[Stored dataset items]
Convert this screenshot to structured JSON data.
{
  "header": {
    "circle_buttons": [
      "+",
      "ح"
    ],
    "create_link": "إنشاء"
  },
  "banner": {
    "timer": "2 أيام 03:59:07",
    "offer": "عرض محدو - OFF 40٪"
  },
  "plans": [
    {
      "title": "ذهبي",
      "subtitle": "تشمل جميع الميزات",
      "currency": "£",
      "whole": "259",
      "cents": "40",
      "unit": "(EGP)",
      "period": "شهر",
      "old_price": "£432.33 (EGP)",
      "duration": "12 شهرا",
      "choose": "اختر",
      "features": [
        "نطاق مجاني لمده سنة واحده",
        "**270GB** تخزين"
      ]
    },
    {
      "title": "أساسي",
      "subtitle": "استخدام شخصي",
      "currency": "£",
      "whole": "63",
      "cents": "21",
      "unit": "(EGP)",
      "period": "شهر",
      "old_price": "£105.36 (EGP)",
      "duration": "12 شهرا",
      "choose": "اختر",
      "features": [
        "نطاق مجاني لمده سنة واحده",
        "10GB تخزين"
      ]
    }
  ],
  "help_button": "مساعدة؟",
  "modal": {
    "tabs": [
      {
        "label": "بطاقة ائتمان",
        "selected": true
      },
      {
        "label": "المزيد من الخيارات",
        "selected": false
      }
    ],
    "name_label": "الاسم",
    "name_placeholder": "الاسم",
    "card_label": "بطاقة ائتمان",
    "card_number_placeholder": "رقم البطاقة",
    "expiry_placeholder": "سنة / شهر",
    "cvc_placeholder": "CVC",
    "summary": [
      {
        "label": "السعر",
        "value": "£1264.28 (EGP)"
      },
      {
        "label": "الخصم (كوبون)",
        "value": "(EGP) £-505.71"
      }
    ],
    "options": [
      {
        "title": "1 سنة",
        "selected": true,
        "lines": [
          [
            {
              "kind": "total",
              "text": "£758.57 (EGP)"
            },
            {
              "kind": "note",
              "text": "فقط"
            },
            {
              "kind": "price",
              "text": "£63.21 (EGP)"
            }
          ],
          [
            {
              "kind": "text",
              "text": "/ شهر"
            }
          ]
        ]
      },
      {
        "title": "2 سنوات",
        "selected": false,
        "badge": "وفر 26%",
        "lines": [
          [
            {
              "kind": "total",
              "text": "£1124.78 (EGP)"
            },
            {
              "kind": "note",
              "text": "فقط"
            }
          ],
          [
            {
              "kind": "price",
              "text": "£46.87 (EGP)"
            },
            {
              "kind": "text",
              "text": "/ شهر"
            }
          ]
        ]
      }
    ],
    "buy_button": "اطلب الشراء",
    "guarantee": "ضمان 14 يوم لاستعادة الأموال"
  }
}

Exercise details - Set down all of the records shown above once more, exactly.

Exercise answer -
Convert this screenshot to structured JSON data.
{
  "header": {
    "circle_buttons": [
      "+",
      "ح"
    ],
    "create_link": "إنشاء"
  },
  "banner": {
    "timer": "2 أيام 03:59:07",
    "offer": "عرض محدو - OFF 40٪"
  },
  "plans": [
    {
      "title": "ذهبي",
      "subtitle": "تشمل جميع الميزات",
      "currency": "£",
      "whole": "259",
      "cents": "40",
      "unit": "(EGP)",
      "period": "شهر",
      "old_price": "£432.33 (EGP)",
      "duration": "12 شهرا",
      "choose": "اختر",
      "features": [
        "نطاق مجاني لمده سنة واحده",
        "**270GB** تخزين"
      ]
    },
    {
      "title": "أساسي",
      "subtitle": "استخدام شخصي",
      "currency": "£",
      "whole": "63",
      "cents": "21",
      "unit": "(EGP)",
      "period": "شهر",
      "old_price": "£105.36 (EGP)",
      "duration": "12 شهرا",
      "choose": "اختر",
      "features": [
        "نطاق مجاني لمده سنة واحده",
        "10GB تخزين"
      ]
    }
  ],
  "help_button": "مساعدة؟",
  "modal": {
    "tabs": [
      {
        "label": "بطاقة ائتمان",
        "selected": true
      },
      {
        "label": "المزيد من الخيارات",
        "selected": false
      }
    ],
    "name_label": "الاسم",
    "name_placeholder": "الاسم",
    "card_label": "بطاقة ائتمان",
    "card_number_placeholder": "رقم البطاقة",
    "expiry_placeholder": "سنة / شهر",
    "cvc_placeholder": "CVC",
    "summary": [
      {
        "label": "السعر",
        "value": "£1264.28 (EGP)"
      },
      {
        "label": "الخصم (كوبون)",
        "value": "(EGP) £-505.71"
      }
    ],
    "options": [
      {
        "title": "1 سنة",
        "selected": true,
        "lines": [
          [
            {
              "kind": "total",
              "text": "£758.57 (EGP)"
            },
            {
              "kind": "note",
              "text": "فقط"
            },
            {
              "kind": "price",
              "text": "£63.21 (EGP)"
            }
          ],
          [
            {
              "kind": "text",
              "text": "/ شهر"
            }
          ]
        ]
      },
      {
        "title": "2 سنوات",
        "selected": false,
        "badge": "وفر 26%",
        "lines": [
          [
            {
              "kind": "total",
              "text": "£1124.78 (EGP)"
            },
            {
              "kind": "note",
              "text": "فقط"
            }
          ],
          [
            {
              "kind": "price",
              "text": "£46.87 (EGP)"
            },
            {
              "kind": "text",
              "text": "/ شهر"
            }
          ]
        ]
      }
    ],
    "buy_button": "اطلب الشراء",
    "guarantee": "ضمان 14 يوم لاستعادة الأموال"
  }
}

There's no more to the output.